* _About this exercise_
How many lines below hold "README"? Answer with only the number.

[[ The records, beginning ]]

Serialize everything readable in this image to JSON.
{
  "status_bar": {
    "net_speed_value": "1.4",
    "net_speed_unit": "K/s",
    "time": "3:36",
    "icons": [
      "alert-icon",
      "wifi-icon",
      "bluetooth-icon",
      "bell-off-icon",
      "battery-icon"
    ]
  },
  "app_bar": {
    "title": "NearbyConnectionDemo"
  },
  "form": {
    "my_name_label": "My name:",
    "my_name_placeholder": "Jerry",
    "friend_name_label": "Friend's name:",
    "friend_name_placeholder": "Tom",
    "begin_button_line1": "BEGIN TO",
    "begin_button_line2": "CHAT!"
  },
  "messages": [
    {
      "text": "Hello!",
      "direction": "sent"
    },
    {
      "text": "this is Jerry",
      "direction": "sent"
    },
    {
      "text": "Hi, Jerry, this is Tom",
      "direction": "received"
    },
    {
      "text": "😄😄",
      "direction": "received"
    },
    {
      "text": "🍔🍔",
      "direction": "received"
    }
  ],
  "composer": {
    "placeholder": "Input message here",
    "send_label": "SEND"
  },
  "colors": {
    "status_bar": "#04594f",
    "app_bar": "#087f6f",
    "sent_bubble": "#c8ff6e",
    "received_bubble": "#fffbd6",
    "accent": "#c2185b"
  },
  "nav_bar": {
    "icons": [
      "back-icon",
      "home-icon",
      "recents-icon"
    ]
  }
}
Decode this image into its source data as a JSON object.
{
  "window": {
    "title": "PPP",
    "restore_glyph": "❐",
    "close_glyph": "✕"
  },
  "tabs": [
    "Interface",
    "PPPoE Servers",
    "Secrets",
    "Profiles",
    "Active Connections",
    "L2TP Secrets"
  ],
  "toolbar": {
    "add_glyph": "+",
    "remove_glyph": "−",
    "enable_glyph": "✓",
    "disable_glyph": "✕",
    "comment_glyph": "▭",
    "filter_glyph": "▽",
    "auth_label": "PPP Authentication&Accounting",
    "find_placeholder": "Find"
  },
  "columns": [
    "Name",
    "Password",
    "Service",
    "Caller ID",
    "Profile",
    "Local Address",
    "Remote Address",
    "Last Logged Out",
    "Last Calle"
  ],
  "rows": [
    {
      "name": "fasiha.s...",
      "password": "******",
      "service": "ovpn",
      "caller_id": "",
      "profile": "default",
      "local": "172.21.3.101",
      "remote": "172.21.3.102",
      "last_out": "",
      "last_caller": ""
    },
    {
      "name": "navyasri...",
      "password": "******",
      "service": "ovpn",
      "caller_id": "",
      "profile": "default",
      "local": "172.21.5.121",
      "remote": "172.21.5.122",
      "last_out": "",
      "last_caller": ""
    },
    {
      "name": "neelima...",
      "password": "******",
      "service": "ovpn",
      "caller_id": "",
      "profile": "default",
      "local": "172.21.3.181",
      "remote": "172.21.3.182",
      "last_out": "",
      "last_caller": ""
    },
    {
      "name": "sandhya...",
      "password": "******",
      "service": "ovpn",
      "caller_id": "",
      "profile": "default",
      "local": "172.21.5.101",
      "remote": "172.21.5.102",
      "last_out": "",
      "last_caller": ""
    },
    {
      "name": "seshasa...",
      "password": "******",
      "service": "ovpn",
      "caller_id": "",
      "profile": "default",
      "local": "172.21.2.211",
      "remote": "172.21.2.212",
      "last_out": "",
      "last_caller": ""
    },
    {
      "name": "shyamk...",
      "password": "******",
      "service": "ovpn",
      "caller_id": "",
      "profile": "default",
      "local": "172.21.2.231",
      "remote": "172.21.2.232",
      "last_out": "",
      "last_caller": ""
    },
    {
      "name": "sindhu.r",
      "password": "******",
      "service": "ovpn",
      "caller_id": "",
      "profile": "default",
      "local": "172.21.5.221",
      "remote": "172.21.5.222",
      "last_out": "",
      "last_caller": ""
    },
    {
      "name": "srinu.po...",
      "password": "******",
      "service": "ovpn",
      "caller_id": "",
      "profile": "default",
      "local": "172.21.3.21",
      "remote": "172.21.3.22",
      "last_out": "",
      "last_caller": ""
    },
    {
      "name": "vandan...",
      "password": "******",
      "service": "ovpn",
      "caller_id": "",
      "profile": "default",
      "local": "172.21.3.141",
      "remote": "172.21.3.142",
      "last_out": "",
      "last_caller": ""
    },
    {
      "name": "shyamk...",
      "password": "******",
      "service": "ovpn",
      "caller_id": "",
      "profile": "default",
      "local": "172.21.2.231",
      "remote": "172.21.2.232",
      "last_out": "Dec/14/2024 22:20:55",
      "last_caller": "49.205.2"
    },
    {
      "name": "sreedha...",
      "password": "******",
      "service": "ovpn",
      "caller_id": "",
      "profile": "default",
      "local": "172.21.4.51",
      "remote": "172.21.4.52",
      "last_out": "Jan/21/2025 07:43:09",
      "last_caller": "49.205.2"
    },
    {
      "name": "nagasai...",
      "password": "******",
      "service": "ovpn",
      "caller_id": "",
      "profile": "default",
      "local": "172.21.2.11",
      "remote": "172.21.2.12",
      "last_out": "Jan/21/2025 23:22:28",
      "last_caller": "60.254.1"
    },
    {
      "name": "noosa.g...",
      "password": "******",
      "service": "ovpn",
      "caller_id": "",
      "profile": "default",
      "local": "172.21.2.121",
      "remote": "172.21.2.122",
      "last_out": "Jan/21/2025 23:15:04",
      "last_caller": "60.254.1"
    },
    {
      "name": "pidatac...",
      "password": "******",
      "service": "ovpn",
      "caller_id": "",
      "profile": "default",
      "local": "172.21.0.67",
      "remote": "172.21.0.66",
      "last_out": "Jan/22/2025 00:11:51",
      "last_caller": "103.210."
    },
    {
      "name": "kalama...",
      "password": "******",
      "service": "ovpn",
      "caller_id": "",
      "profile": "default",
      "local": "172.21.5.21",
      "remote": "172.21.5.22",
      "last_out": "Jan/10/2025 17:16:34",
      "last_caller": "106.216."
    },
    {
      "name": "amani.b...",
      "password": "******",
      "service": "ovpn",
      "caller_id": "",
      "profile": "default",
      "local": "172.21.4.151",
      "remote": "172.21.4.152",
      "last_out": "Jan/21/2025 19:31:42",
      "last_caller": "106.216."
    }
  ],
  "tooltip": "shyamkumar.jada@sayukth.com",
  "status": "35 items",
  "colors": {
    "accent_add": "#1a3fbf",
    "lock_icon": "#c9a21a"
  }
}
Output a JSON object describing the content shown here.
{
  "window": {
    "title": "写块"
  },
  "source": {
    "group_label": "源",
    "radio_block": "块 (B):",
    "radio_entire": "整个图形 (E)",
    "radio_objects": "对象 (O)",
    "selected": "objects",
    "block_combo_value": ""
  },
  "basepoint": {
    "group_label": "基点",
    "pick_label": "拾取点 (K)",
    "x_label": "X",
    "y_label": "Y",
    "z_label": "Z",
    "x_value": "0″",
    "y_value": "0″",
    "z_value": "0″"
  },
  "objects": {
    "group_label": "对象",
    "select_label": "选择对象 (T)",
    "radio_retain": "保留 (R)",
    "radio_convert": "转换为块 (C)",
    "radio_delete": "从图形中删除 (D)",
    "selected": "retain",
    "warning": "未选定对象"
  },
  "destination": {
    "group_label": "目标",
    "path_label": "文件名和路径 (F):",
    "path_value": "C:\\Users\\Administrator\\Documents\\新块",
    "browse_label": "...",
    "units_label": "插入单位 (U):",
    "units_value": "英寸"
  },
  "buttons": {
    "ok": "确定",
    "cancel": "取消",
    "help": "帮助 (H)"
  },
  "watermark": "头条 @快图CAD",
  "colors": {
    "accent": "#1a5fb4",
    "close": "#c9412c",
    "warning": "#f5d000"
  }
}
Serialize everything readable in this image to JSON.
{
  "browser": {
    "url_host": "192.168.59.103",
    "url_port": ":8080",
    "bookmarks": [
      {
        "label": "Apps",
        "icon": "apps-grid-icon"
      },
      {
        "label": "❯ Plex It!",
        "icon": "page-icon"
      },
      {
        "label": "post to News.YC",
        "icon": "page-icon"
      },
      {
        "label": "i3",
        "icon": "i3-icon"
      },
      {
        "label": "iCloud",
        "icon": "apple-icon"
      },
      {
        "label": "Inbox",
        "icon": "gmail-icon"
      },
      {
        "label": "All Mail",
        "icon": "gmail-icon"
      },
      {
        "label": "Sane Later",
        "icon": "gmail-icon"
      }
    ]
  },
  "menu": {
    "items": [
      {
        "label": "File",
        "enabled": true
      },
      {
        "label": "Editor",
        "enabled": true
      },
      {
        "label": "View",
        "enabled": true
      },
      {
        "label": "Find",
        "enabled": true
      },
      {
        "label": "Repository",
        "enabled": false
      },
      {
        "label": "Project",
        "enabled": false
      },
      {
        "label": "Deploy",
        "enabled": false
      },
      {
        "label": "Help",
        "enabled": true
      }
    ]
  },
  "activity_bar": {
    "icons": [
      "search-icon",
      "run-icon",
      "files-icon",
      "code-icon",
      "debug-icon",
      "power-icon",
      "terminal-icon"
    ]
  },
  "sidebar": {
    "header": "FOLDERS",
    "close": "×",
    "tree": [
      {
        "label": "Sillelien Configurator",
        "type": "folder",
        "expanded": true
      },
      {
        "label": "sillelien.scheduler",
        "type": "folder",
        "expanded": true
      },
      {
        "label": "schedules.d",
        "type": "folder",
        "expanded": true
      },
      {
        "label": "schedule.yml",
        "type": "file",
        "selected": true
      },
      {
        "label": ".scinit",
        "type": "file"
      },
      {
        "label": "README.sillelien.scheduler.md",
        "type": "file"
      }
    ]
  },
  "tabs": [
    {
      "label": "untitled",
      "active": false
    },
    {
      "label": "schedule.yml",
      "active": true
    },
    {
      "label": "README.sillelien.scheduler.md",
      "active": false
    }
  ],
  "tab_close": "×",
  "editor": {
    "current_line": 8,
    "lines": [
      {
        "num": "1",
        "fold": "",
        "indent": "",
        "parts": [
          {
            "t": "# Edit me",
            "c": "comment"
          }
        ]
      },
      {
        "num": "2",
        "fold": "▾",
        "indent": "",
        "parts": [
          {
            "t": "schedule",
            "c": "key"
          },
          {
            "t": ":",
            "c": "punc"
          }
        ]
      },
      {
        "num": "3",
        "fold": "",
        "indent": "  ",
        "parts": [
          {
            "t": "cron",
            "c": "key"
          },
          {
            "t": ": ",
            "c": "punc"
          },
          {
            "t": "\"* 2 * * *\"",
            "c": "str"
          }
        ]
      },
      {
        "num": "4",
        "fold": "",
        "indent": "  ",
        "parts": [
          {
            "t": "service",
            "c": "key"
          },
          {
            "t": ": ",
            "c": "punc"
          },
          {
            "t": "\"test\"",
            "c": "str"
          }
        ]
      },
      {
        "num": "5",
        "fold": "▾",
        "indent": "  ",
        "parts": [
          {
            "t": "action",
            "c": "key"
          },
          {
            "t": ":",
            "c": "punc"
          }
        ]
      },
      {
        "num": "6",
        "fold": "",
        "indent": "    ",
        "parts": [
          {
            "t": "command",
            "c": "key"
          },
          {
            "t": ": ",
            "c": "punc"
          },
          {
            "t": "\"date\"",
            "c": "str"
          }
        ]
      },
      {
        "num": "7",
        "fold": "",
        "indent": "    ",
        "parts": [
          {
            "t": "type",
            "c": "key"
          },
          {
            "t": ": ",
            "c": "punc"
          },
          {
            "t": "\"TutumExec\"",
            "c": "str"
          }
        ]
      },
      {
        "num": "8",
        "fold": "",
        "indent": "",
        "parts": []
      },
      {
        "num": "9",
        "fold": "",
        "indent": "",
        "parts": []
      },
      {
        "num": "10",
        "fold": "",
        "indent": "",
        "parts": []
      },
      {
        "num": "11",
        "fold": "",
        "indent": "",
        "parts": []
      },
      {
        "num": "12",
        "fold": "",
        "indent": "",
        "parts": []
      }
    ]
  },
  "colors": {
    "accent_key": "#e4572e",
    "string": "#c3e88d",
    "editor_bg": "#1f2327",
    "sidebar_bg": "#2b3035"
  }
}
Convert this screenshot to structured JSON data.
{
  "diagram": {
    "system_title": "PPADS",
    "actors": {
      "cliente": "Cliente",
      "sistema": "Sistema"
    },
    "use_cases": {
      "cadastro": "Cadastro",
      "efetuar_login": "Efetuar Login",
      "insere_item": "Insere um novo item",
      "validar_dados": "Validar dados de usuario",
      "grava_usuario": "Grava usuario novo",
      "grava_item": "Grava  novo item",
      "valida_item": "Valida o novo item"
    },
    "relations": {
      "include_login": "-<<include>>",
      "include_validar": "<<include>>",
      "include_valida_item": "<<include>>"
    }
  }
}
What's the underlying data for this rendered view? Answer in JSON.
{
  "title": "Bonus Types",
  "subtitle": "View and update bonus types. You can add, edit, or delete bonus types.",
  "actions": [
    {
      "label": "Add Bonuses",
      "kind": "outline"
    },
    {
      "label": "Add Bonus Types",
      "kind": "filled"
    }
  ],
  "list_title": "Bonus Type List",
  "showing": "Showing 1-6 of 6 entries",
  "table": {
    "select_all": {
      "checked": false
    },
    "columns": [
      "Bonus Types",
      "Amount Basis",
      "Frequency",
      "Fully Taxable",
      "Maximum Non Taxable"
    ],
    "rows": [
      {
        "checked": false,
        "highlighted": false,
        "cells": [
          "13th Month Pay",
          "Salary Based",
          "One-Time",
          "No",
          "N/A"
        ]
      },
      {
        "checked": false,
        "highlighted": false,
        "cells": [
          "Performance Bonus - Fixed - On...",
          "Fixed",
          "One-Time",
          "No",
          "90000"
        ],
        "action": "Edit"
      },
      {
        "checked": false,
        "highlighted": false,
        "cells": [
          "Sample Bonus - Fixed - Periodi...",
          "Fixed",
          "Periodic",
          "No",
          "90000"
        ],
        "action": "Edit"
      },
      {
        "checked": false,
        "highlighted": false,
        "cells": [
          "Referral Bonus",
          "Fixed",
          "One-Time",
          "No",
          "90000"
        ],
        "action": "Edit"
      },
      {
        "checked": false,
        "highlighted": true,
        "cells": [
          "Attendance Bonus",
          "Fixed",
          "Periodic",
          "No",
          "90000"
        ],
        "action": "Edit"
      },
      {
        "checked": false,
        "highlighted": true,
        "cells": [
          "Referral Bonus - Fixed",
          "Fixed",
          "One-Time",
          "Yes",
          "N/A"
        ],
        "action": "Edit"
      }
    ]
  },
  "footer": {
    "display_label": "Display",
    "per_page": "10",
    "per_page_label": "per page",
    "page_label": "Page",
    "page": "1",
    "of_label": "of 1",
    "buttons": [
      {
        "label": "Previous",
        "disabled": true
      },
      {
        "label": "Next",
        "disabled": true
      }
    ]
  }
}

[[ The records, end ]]

* _Answer to this task_
2